Saakashvili expressed his displeasure over the draft saying in that in the case the amendments are adopted it will cause serious errors in the whole education system and hamper the process of turning the country into a center of education and intelligence. The president is going to use his veto power and block the bill if it passes future readings.

The amendments became highly accepted as an attempt by the government to gain control over the universities’ academic independence and limit its autonomy. The draft has already passed its first reading, but a significant number of MPs, mostly from the Republican Party, which forms the Georgian Dream Coalition with several other parties, refused to support the draft.

One of the most controversial novelties offered by the draft is giving the Prime Minister the right to appoint the provisional head of a state university. The provision is highly opposed by the parliamentary minority group and universities’ academic staff. According the current education law, the Academic Council of university appoints a provisional rector.
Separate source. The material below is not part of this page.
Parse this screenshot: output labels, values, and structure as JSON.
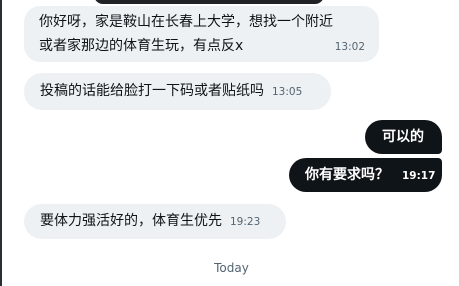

In order to ensure society that the independence of state universities is not endangered, the Ministry of Education even elaborated a Declaration on Autonomy and Principles of Academic Freedom of Universities. The declaration speaks about the necessity of establishing university systems that ensure true autonomy of the institution. The ministry lists several principles and ways to reach a “free academic environment” and establish autonomous universities in the country. The declaration was published on the official web-page of the ministry for a public review.

Eliso Chaphidze, Deputy Chairperson of the parliament Committee on Education, Science and Culture, said the proposed changes to the law on higher education will be modified for the second reading and a disputable provision giving the right to the Prime Minister to appoint a provisional head of state universities, will be changed and rectors will be appointed by a collegial body, if the draft becomes a bill.

Chapidze also commented on the president’s intention to veto the bill. She said that Saakashvili has tried to veto other bills previously, but he has been unsuccessful so far. Chapidze says if Saakashvili will veto the bill once again, the parliament has enough power to overcome it.